One thing we do know is that Jobs’ DNA already inculcates the culture at Apple. That may change a few years out, but ... that's a few years out. The fact that Jobs is no longer CEO of Apple is not suddenly going to make HP or Microsoft or Dell any smarter. The fact that Tim Cook is now running things is not going to allow any of Apple’s competitors to execute their strategies any better.

We also know that Apple is probably going to introduce a fifth-generation iPhone this fall that will run on all carriers, including new carriers in the world’s largest untapped market for smartphones, China.

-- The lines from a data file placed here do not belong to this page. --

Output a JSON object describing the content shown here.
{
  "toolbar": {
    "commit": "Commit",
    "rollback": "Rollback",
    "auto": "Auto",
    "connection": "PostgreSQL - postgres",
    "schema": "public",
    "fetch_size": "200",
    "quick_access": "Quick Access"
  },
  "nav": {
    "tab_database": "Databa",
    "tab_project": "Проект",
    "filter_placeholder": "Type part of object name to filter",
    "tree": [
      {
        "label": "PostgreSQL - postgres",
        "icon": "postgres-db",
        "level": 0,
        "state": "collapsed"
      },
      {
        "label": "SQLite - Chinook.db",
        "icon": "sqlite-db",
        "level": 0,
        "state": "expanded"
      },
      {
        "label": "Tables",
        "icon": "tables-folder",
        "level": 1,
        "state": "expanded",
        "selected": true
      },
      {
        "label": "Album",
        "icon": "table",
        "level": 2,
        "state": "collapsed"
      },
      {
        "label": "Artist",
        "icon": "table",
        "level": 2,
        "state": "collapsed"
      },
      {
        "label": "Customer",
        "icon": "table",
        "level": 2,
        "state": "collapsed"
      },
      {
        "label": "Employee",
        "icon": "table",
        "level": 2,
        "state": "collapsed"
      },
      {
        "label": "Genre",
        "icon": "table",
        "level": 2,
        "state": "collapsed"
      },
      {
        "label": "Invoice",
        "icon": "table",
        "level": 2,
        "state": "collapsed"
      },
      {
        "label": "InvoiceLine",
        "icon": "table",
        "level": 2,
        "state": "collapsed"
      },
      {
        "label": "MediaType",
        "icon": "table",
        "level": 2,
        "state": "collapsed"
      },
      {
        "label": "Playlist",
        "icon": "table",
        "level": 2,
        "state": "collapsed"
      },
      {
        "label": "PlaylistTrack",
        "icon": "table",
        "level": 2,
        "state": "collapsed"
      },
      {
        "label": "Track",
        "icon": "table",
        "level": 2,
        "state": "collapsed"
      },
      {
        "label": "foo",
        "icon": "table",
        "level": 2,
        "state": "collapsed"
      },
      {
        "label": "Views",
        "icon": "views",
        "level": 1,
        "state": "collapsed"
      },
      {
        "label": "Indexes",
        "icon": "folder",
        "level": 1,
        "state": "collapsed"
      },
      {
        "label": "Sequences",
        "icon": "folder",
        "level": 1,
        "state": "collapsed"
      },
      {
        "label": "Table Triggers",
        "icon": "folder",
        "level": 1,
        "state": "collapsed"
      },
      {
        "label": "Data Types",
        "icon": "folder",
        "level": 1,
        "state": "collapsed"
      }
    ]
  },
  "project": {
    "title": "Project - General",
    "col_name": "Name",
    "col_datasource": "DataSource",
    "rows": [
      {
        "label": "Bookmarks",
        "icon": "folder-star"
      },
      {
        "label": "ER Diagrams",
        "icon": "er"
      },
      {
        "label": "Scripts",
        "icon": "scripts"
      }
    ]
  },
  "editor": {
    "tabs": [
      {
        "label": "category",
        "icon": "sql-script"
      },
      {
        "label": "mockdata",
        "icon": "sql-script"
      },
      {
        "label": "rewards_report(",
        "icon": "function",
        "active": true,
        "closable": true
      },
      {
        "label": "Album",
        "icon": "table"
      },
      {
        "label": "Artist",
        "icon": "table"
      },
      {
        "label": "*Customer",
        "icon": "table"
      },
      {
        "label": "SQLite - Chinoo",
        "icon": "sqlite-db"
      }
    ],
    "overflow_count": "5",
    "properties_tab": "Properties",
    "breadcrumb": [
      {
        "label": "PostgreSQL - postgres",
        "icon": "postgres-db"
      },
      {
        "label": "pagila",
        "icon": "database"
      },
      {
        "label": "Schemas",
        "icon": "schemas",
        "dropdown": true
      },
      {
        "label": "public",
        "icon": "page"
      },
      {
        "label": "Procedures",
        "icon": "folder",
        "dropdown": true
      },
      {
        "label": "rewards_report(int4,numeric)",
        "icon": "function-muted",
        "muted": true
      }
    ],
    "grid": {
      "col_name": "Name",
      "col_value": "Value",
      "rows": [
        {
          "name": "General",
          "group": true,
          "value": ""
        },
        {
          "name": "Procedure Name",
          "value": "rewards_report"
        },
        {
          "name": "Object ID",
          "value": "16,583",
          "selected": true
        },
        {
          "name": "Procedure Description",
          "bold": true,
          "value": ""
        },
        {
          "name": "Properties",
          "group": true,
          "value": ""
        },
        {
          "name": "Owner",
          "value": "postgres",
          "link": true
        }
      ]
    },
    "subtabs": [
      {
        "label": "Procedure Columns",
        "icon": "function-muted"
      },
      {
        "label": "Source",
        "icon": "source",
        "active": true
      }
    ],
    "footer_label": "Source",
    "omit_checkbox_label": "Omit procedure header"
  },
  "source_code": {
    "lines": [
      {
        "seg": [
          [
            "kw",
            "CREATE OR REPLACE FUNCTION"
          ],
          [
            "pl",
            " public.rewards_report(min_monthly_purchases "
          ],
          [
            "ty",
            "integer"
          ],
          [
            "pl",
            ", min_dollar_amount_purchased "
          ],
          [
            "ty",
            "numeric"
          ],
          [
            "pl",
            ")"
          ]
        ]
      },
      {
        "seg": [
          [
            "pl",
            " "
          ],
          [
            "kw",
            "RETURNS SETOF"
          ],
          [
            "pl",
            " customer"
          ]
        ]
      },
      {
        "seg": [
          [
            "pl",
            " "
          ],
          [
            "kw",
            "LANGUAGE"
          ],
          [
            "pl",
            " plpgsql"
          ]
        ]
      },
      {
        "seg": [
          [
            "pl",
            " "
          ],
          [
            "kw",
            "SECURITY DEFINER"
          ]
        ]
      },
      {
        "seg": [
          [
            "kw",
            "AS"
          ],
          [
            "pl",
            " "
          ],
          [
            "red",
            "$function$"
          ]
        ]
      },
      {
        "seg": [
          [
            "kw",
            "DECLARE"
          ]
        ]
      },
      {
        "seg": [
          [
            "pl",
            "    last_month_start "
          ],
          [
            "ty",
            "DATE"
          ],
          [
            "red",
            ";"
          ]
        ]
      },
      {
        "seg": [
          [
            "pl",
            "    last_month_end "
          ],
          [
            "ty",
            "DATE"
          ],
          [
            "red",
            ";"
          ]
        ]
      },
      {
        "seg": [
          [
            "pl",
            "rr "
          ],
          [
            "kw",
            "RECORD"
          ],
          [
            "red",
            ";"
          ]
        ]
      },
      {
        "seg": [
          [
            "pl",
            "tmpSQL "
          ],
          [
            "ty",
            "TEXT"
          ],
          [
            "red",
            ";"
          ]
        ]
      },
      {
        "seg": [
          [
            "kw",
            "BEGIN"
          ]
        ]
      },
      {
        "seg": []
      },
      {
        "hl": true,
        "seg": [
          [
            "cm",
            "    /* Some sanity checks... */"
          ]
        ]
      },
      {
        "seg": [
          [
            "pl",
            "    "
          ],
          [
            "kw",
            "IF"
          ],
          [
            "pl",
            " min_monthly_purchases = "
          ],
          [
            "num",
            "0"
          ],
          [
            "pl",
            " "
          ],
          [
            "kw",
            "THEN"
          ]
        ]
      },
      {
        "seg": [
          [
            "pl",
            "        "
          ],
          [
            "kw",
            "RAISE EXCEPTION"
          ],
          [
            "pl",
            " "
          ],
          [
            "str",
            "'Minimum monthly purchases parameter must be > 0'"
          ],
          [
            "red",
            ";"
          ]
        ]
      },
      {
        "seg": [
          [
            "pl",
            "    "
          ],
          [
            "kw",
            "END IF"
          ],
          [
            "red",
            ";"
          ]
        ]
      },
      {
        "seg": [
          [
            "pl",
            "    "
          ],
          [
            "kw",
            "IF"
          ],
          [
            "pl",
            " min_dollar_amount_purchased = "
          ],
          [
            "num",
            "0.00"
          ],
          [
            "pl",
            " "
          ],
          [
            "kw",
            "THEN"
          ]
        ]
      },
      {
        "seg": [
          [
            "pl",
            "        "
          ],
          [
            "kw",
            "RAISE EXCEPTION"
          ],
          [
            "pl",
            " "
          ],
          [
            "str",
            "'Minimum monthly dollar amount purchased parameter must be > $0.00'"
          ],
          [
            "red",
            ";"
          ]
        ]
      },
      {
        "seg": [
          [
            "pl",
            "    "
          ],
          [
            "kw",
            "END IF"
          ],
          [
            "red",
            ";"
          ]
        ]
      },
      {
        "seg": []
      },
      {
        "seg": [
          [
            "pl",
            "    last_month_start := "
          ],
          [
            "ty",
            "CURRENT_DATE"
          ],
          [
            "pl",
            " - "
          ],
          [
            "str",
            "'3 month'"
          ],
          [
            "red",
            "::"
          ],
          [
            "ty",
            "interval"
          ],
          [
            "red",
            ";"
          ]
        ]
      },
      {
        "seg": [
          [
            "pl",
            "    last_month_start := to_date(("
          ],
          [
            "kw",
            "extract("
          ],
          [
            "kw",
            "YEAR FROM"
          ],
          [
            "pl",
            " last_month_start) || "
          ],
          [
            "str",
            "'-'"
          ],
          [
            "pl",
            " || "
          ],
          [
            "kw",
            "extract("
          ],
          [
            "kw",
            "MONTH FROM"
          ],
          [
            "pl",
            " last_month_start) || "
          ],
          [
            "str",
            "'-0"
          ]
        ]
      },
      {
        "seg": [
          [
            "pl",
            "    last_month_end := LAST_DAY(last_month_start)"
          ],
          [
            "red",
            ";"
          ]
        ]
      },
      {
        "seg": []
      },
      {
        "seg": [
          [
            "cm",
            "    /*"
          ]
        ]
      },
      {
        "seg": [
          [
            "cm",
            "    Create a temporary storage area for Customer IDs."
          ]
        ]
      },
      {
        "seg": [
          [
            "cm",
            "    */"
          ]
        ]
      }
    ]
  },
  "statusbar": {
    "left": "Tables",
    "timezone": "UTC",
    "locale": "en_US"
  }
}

The fact that Steve Jobs is no longer at the helm will not cause millions of Chinese, or Americans for that matter, to slap their foreheads in the realization that Android, Windows Mobile, and WebOS are suddenly the best choices for mobile platforms.

Notice also the not-so-subtle jab in Jobs' letter of resignation: "I strongly recommend that we execute our succession plan." There is in fact a succession plan at Apple and the Board just approved it by naming Cook CEO.

I suspect that Tim Cook didn’t open his first conversation with the Board of Directors by saying, “Okay, boys, now that I’m running the show we’re going to reinvent this company from top to bottom. I’ve been itching to go completely open and dump this whole ‘Apple ecosystem’ strategy.”

At the same time, I can’t think of any company that is as closely identified with its CEO as Apple was under Steve Jobs. Apple without Steve Jobs (or, to be accurate, Apple with Steve Jobs in the Sinatra-esque role of Chairman of the Board) will not be perceived as the same company. Jobs is a genius. The genius is (sort of) gone. Therefore, some of Apple’s genius is gone, too, until proven otherwise.

But fear not. It’s not like Tim Cook is the second coming of Gil Amelio, Apple’s CEO before Jobs returned in 1997. I remember sitting in the front row at a Macworld conference in the mid-1990s, as a Jobs-less Apple appeared to be in a death spiral, as then-CEO Amelio gave a rambling keynote address while absent-mindedly beginning to undress himself on stage. Apple PR folks were apoplectic. It’s hard to imagine Tim Cook melting down in a similar way.

In that commencement address at Stanford six years ago, a healthier-looking Jobs gave a speech that was very much like the Apple products for which he is known: Elegantly crafted, with attention to detail, rich in content, but no unnecessary words or buttons. He was talking to a fresh crop of Stanford graduates, but his message almost certainly applies to Tim Cook, Phil Schiller and all the other top Apple executives who are now at the helm.

“Don't be trapped by dogma,” Jobs said, “which is living with the results of other people's thinking. Don't let the noise of others' opinions drown out your own inner voice. And most important, have the courage to follow your heart and intuition. They somehow already know what you truly want to become. Everything else is secondary.”

Jobs also said this: “I have looked in the mirror every morning and asked myself: ‘If today were the last day of my life, would I want to do what I am about to do today?’ And whenever the answer has been ‘No’ for too many days in a row, I know I need to change something.”

So, Steve woke up one morning recently and decided he needed to change something besides the world. Namaste, dude.

-Peter H. Lewis has been writing about Steve Jobs and Apple since before the introduction of the Macintosh, at The New York Times and at Fortune magazine. He lives on the same street as Steve Jobs in Palo Alto, Calif.